Throughout his story we see that Job questions God. As Job questions God himself, he learns valuable lessons about the sovereignty of God and his need to totally trust in the Lord. Job’s story teaches us to trust God under all circumstances. Not only when we do not understand, but because we do not understand. In Psalm 18:30a the psalmist tells us, “As for God, his way is perfect.” If God’s ways are “perfect,” then we can trust that whatever he does—and whatever he allows—is also perfect. This seems impossible, doesn’t it? Yet we need to remember that our minds are not God’s mind.

It is true that we can’t expect to understand his mind, as God declares in Isaiah 55:8-9 when he says, “For my thoughts are not your thoughts, neither are your ways my ways, declares the LORD. As the heavens are higher than the earth, so are my ways higher than your ways and my thoughts than your thoughts.”

When you cannot understand the ways of God, remember and cling to the truth about God. In the midst of the messy times of your life, your response to God is to lean into him, to trust him, and to submit yourself to him, whether you understand it or not. Open up your hands and heart to receive his steadfast love and mercy in the midst of your disappointments and pain. To remember his character. To remember, “Life is complex and messy, sometimes brutally so, but…… there is a way to look at the mess.” And that lens is through truth. The truth of God’s Word. The truth of God’s character, the truth of Jesus’s love for you and the power of his Holy Spirit at work in you.

I am not sure what your trial is right now. You may be in the biggest battle of your faith. Hear me. You are not alone. Truly. It may feel like you are but do not let Satan win. You have people who love you and are for you. God is for you. Jesus is with you right in this very moment. In your times of despair get honest with God. Tell him how you are feeling. He already knows. Throw up your fists. He can handle it. Cry out to Jesus. Ask him to help you. Tell him you want to experience his presence. Fight to lean into him. Recite the words of Lamentations 3:21-24.“Yet this I call to mind and therefore I have hope: Because of the Lord’s great love we are not consumed, for his compassions never fail. They are new every morning; great is your faithfulness. I say to myself, “The Lord is my portion; therefore I will wait for him.”

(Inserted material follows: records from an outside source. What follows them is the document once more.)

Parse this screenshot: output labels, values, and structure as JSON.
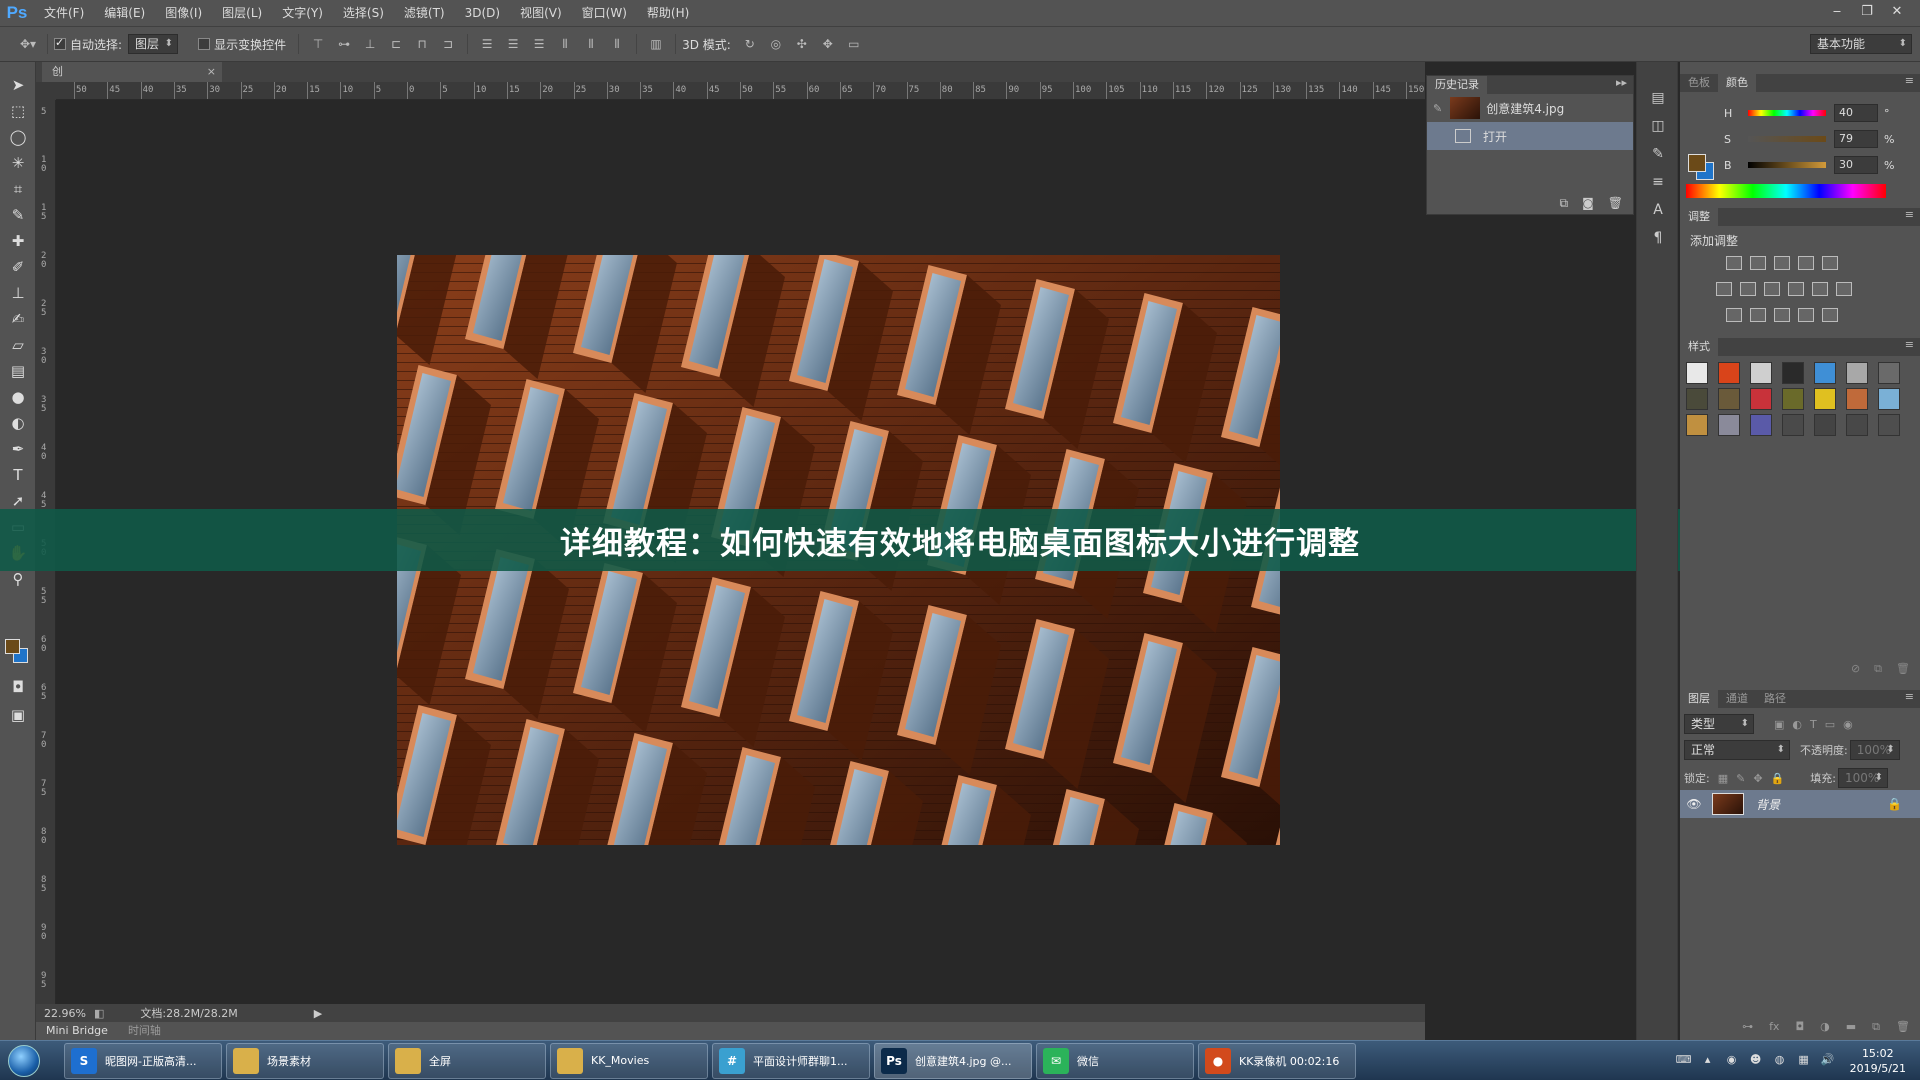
{
  "app": {
    "logo": "Ps",
    "menu": [
      "文件(F)",
      "编辑(E)",
      "图像(I)",
      "图层(L)",
      "文字(Y)",
      "选择(S)",
      "滤镜(T)",
      "3D(D)",
      "视图(V)",
      "窗口(W)",
      "帮助(H)"
    ],
    "window_controls": [
      "‒",
      "❐",
      "✕"
    ]
  },
  "options_bar": {
    "auto_select_label": "自动选择:",
    "auto_select_checked": true,
    "auto_select_value": "图层",
    "show_transform_label": "显示变换控件",
    "mode_3d_label": "3D 模式:",
    "workspace": "基本功能"
  },
  "document": {
    "tab_label": "创",
    "zoom": "22.96%",
    "doc_info": "文档:28.2M/28.2M",
    "ruler_h": [
      "50",
      "45",
      "40",
      "35",
      "30",
      "25",
      "20",
      "15",
      "10",
      "5",
      "0",
      "5",
      "10",
      "15",
      "20",
      "25",
      "30",
      "35",
      "40",
      "45",
      "50",
      "55",
      "60",
      "65",
      "70",
      "75",
      "80",
      "85",
      "90",
      "95",
      "100",
      "105",
      "110",
      "115",
      "120",
      "125",
      "130",
      "135",
      "140",
      "145",
      "150"
    ],
    "ruler_v": [
      "5",
      "1\n0",
      "1\n5",
      "2\n0",
      "2\n5",
      "3\n0",
      "3\n5",
      "4\n0",
      "4\n5",
      "5\n0",
      "5\n5",
      "6\n0",
      "6\n5",
      "7\n0",
      "7\n5",
      "8\n0",
      "8\n5",
      "9\n0",
      "9\n5"
    ]
  },
  "overlay": {
    "title": "详细教程：如何快速有效地将电脑桌面图标大小进行调整"
  },
  "bottom_tabs": [
    "Mini Bridge",
    "时间轴"
  ],
  "history": {
    "tab": "历史记录",
    "items": [
      {
        "label": "创意建筑4.jpg"
      },
      {
        "label": "打开"
      }
    ]
  },
  "color_panel": {
    "tabs": [
      "色板",
      "颜色"
    ],
    "h": {
      "label": "H",
      "value": "40",
      "unit": "°"
    },
    "s": {
      "label": "S",
      "value": "79",
      "unit": "%"
    },
    "b": {
      "label": "B",
      "value": "30",
      "unit": "%"
    },
    "fg": "#6b4a18",
    "bg": "#1f74c9"
  },
  "adjust_panel": {
    "tab": "调整",
    "add_label": "添加调整"
  },
  "styles_panel": {
    "tab": "样式",
    "swatches": [
      "#e8e8e8",
      "#d9441a",
      "#cfcfcf",
      "#2a2a2a",
      "#3f8fd6",
      "#a8a8a8",
      "#6a6a6a",
      "#4a4a3a",
      "#6a5a3a",
      "#c8323a",
      "#6a6a2a",
      "#e0c020",
      "#c06a3a",
      "#7ab0d6",
      "#c09040",
      "#8a8a9a",
      "#5a5aa8",
      "#4a4a4a",
      "#444444",
      "#484848",
      "#4e4e4e"
    ]
  },
  "layers_panel": {
    "tabs": [
      "图层",
      "通道",
      "路径"
    ],
    "filter_label": "类型",
    "blend_mode": "正常",
    "opacity_label": "不透明度:",
    "opacity_value": "100%",
    "lock_label": "锁定:",
    "fill_label": "填充:",
    "fill_value": "100%",
    "layer_name": "背景"
  },
  "taskbar": {
    "items": [
      {
        "label": "昵图网-正版高清...",
        "icon_color": "#1e6fd0",
        "icon_text": "S"
      },
      {
        "label": "场景素材",
        "icon_color": "#d9b04a",
        "icon_text": ""
      },
      {
        "label": "全屏",
        "icon_color": "#d9b04a",
        "icon_text": ""
      },
      {
        "label": "KK_Movies",
        "icon_color": "#d9b04a",
        "icon_text": ""
      },
      {
        "label": "平面设计师群聊1...",
        "icon_color": "#3aa0d0",
        "icon_text": "#"
      },
      {
        "label": "创意建筑4.jpg @...",
        "icon_color": "#0b2a4a",
        "icon_text": "Ps"
      },
      {
        "label": "微信",
        "icon_color": "#2bb35a",
        "icon_text": "✉"
      },
      {
        "label": "KK录像机 00:02:16",
        "icon_color": "#d24a1c",
        "icon_text": "●"
      }
    ],
    "time": "15:02",
    "date": "2019/5/21"
  }
}
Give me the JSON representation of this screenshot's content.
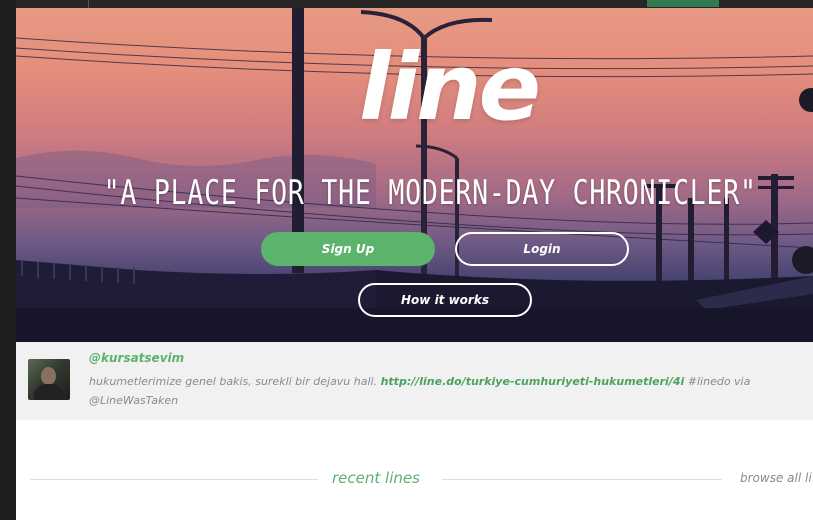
{
  "hero": {
    "logo": "line",
    "tagline": "\"A PLACE FOR THE MODERN-DAY CHRONICLER\"",
    "signup_label": "Sign Up",
    "login_label": "Login",
    "how_label": "How it works"
  },
  "tweet": {
    "user": "@kursatsevim",
    "text_before": "hukumetlerimize genel bakis, surekli bir dejavu hali. ",
    "link": "http://line.do/turkiye-cumhuriyeti-hukumetleri/4i",
    "text_after": " #linedo via @LineWasTaken"
  },
  "recent": {
    "title": "recent lines",
    "browse_all": "browse all li"
  },
  "colors": {
    "accent_green": "#5bb36c",
    "link_green": "#4ea25f",
    "text_gray": "#8a8a8a",
    "frame_dark": "#1e1e1e"
  },
  "icons": [
    "avatar-image"
  ]
}
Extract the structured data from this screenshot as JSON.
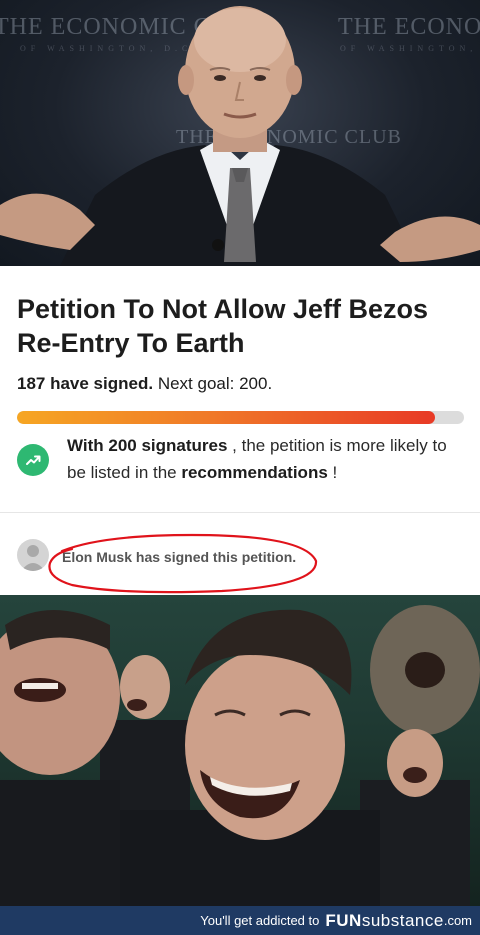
{
  "top_photo": {
    "banner_text": "THE ECONOMIC CLUB",
    "banner_sub": "OF WASHINGTON, D.C."
  },
  "petition": {
    "title": "Petition To Not Allow Jeff Bezos Re-Entry To Earth",
    "signed_count_text": "187 have signed.",
    "next_goal_text": "Next goal: 200.",
    "signed": 187,
    "goal": 200,
    "progress_fraction": 0.935,
    "rec_bold_1": "With 200 signatures",
    "rec_text_1": " , the petition is more likely to be listed in the ",
    "rec_bold_2": "recommendations",
    "rec_text_2": " !",
    "trend_icon": "trending-up-icon",
    "accent_green": "#2eb872"
  },
  "signer": {
    "text": "Elon Musk has signed this petition.",
    "annotation_color": "#e0131b"
  },
  "footer": {
    "addicted_text": "You'll get addicted to",
    "brand_bold": "FUN",
    "brand_light": "substance",
    "brand_suffix": ".com",
    "bg_color": "#1f3a63"
  }
}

You are not alone in the trials of life. God is with you. Don’t let the hard days win.